## Exercise
Return only the number of lines in the records below where the string "JSON" shows up.

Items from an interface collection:
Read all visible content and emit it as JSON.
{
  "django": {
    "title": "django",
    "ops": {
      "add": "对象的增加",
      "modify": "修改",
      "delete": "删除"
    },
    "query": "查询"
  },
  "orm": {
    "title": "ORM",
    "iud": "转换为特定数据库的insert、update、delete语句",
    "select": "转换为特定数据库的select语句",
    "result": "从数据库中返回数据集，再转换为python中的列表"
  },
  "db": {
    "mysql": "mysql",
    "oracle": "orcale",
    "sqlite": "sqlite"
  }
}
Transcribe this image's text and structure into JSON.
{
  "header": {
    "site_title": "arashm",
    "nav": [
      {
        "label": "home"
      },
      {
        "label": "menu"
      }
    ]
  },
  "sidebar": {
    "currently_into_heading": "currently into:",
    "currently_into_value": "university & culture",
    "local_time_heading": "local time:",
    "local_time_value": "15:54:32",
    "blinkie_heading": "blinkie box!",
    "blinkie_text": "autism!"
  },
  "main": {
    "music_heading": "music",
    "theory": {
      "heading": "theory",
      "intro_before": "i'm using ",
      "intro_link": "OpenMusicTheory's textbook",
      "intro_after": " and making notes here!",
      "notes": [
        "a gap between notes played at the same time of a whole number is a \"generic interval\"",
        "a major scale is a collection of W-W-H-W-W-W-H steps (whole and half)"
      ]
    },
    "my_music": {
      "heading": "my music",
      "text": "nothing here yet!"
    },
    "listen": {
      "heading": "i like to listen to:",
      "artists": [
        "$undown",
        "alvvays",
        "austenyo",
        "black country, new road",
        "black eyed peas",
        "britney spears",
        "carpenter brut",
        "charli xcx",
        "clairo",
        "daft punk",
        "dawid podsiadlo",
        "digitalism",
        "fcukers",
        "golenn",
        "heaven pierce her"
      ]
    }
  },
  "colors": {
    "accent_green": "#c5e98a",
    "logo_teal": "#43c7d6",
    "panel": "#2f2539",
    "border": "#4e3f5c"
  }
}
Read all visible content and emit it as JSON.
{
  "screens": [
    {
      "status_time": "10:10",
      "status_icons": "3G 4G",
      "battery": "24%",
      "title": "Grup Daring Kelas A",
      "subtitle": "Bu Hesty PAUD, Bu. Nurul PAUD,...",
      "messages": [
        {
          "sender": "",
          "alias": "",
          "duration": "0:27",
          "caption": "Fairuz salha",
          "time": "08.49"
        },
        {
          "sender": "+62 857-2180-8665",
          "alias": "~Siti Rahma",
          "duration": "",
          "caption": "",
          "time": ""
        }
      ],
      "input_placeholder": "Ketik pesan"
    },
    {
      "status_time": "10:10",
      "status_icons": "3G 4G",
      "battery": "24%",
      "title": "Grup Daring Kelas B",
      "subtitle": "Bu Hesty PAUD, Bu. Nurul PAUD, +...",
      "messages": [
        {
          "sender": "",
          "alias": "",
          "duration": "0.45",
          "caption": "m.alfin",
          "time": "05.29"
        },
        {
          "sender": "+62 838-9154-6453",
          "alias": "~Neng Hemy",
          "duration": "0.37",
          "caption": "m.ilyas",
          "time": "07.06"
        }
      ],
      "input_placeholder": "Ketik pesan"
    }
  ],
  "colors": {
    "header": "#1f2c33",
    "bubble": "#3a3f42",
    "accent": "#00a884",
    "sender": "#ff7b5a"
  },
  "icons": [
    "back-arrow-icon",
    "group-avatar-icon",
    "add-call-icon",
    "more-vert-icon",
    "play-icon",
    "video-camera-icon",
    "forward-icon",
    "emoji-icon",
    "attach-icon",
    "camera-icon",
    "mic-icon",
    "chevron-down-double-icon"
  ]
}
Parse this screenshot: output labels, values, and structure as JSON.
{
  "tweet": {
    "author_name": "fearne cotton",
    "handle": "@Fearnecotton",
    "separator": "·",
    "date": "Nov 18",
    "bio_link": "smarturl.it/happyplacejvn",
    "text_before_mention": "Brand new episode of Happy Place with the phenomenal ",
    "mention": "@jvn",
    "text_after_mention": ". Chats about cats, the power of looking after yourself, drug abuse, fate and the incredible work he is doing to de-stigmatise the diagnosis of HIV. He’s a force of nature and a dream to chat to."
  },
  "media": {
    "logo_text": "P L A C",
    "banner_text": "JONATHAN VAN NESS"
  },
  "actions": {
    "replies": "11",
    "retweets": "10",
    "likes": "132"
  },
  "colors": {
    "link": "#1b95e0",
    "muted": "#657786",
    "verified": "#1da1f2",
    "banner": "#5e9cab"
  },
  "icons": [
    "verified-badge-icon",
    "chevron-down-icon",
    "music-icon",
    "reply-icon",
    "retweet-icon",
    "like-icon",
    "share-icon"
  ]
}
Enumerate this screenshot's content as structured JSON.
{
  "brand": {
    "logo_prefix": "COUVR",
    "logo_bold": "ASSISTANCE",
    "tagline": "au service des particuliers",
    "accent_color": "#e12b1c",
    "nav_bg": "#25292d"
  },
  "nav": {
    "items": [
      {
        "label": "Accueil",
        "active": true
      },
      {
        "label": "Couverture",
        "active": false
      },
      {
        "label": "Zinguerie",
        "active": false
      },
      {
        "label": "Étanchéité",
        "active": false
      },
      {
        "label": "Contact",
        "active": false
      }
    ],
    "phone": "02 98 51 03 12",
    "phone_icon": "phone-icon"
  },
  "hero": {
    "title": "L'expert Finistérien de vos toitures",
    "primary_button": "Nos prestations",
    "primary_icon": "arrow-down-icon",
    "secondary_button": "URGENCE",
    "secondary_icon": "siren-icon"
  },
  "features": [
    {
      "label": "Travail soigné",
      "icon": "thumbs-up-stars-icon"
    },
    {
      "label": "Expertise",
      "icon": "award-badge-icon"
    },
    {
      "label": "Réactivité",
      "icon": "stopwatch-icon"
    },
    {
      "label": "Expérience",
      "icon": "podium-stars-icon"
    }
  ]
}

## Task answer
5